PROBLEM TO SOLVE - The data must be reproduced verbatim; images are to be omitted.

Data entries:
--------------------------------------------------
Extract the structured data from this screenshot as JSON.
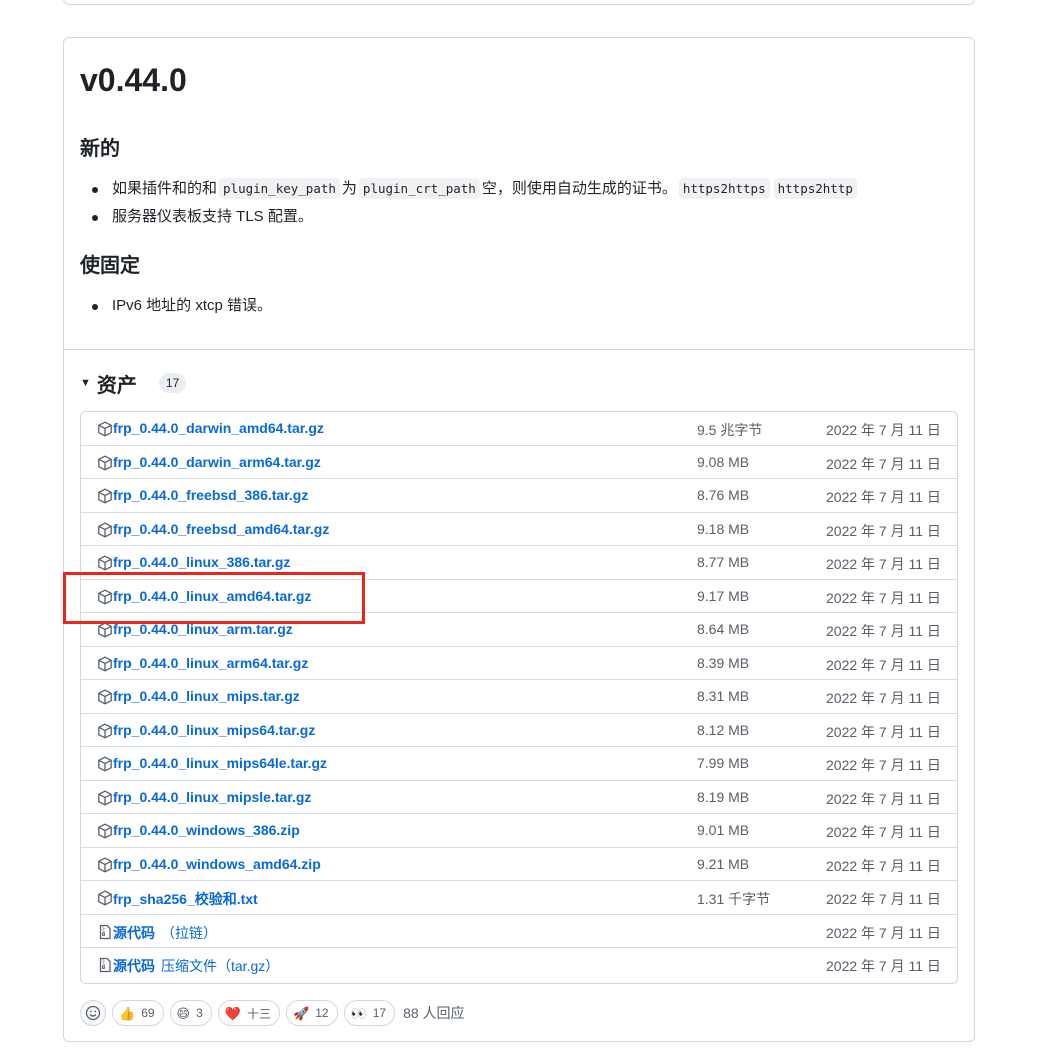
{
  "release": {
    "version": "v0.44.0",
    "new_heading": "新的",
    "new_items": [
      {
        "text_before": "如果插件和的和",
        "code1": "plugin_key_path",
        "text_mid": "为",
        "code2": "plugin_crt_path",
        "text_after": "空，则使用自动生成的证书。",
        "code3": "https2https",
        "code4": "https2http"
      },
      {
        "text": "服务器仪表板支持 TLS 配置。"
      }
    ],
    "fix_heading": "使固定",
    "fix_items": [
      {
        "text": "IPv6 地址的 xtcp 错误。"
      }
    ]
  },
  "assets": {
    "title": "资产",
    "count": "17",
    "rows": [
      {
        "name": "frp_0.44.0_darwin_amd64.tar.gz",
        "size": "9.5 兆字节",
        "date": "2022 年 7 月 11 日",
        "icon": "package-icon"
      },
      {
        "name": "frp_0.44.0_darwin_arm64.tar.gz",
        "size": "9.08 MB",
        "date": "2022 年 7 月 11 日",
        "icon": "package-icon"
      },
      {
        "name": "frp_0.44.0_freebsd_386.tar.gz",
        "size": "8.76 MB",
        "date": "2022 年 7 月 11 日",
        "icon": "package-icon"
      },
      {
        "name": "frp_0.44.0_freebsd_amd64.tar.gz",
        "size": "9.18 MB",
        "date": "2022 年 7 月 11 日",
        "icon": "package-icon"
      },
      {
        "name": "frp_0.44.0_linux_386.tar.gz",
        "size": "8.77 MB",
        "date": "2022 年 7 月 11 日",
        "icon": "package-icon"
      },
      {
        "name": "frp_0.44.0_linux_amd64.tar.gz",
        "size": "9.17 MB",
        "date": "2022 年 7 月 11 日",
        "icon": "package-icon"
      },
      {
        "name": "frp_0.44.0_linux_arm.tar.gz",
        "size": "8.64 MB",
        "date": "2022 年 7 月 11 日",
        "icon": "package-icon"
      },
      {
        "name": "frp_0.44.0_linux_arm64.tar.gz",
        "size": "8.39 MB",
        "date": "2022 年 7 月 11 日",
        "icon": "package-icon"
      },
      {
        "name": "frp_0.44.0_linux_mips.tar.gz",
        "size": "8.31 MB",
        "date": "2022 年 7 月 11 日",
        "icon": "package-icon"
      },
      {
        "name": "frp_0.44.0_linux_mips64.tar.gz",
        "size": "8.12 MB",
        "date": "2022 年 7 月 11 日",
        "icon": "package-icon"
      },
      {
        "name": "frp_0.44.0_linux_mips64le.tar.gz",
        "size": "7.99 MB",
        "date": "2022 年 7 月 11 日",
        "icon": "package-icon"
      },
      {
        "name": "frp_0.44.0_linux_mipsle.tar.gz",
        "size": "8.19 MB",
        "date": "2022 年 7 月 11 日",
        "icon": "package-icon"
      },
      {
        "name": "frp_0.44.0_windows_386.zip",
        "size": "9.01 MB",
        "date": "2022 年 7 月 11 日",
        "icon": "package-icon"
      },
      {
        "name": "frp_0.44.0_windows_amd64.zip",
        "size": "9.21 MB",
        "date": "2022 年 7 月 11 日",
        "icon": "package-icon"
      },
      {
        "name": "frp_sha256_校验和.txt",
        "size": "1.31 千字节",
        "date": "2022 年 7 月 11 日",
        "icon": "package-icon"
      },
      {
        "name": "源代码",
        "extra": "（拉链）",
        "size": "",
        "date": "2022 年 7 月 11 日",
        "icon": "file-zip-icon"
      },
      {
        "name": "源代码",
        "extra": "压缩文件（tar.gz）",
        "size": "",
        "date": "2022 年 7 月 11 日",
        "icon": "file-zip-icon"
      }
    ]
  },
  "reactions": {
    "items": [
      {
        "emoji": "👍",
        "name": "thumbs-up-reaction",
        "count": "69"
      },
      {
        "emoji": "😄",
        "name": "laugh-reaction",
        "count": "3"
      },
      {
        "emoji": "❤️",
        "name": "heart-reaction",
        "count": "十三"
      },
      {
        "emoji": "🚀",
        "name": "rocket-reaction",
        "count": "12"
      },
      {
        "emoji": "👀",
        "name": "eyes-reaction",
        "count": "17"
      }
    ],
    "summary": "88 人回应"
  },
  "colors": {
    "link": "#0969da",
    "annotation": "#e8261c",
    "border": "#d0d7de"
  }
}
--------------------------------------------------
EXERCISE SOLUTION -
Extract the structured data from this screenshot as JSON.
{
  "release": {
    "version": "v0.44.0",
    "new_heading": "新的",
    "new_items": [
      {
        "text_before": "如果插件和的和",
        "code1": "plugin_key_path",
        "text_mid": "为",
        "code2": "plugin_crt_path",
        "text_after": "空，则使用自动生成的证书。",
        "code3": "https2https",
        "code4": "https2http"
      },
      {
        "text": "服务器仪表板支持 TLS 配置。"
      }
    ],
    "fix_heading": "使固定",
    "fix_items": [
      {
        "text": "IPv6 地址的 xtcp 错误。"
      }
    ]
  },
  "assets": {
    "title": "资产",
    "count": "17",
    "rows": [
      {
        "name": "frp_0.44.0_darwin_amd64.tar.gz",
        "size": "9.5 兆字节",
        "date": "2022 年 7 月 11 日",
        "icon": "package-icon"
      },
      {
        "name": "frp_0.44.0_darwin_arm64.tar.gz",
        "size": "9.08 MB",
        "date": "2022 年 7 月 11 日",
        "icon": "package-icon"
      },
      {
        "name": "frp_0.44.0_freebsd_386.tar.gz",
        "size": "8.76 MB",
        "date": "2022 年 7 月 11 日",
        "icon": "package-icon"
      },
      {
        "name": "frp_0.44.0_freebsd_amd64.tar.gz",
        "size": "9.18 MB",
        "date": "2022 年 7 月 11 日",
        "icon": "package-icon"
      },
      {
        "name": "frp_0.44.0_linux_386.tar.gz",
        "size": "8.77 MB",
        "date": "2022 年 7 月 11 日",
        "icon": "package-icon"
      },
      {
        "name": "frp_0.44.0_linux_amd64.tar.gz",
        "size": "9.17 MB",
        "date": "2022 年 7 月 11 日",
        "icon": "package-icon"
      },
      {
        "name": "frp_0.44.0_linux_arm.tar.gz",
        "size": "8.64 MB",
        "date": "2022 年 7 月 11 日",
        "icon": "package-icon"
      },
      {
        "name": "frp_0.44.0_linux_arm64.tar.gz",
        "size": "8.39 MB",
        "date": "2022 年 7 月 11 日",
        "icon": "package-icon"
      },
      {
        "name": "frp_0.44.0_linux_mips.tar.gz",
        "size": "8.31 MB",
        "date": "2022 年 7 月 11 日",
        "icon": "package-icon"
      },
      {
        "name": "frp_0.44.0_linux_mips64.tar.gz",
        "size": "8.12 MB",
        "date": "2022 年 7 月 11 日",
        "icon": "package-icon"
      },
      {
        "name": "frp_0.44.0_linux_mips64le.tar.gz",
        "size": "7.99 MB",
        "date": "2022 年 7 月 11 日",
        "icon": "package-icon"
      },
      {
        "name": "frp_0.44.0_linux_mipsle.tar.gz",
        "size": "8.19 MB",
        "date": "2022 年 7 月 11 日",
        "icon": "package-icon"
      },
      {
        "name": "frp_0.44.0_windows_386.zip",
        "size": "9.01 MB",
        "date": "2022 年 7 月 11 日",
        "icon": "package-icon"
      },
      {
        "name": "frp_0.44.0_windows_amd64.zip",
        "size": "9.21 MB",
        "date": "2022 年 7 月 11 日",
        "icon": "package-icon"
      },
      {
        "name": "frp_sha256_校验和.txt",
        "size": "1.31 千字节",
        "date": "2022 年 7 月 11 日",
        "icon": "package-icon"
      },
      {
        "name": "源代码",
        "extra": "（拉链）",
        "size": "",
        "date": "2022 年 7 月 11 日",
        "icon": "file-zip-icon"
      },
      {
        "name": "源代码",
        "extra": "压缩文件（tar.gz）",
        "size": "",
        "date": "2022 年 7 月 11 日",
        "icon": "file-zip-icon"
      }
    ]
  },
  "reactions": {
    "items": [
      {
        "emoji": "👍",
        "name": "thumbs-up-reaction",
        "count": "69"
      },
      {
        "emoji": "😄",
        "name": "laugh-reaction",
        "count": "3"
      },
      {
        "emoji": "❤️",
        "name": "heart-reaction",
        "count": "十三"
      },
      {
        "emoji": "🚀",
        "name": "rocket-reaction",
        "count": "12"
      },
      {
        "emoji": "👀",
        "name": "eyes-reaction",
        "count": "17"
      }
    ],
    "summary": "88 人回应"
  },
  "colors": {
    "link": "#0969da",
    "annotation": "#e8261c",
    "border": "#d0d7de"
  }
}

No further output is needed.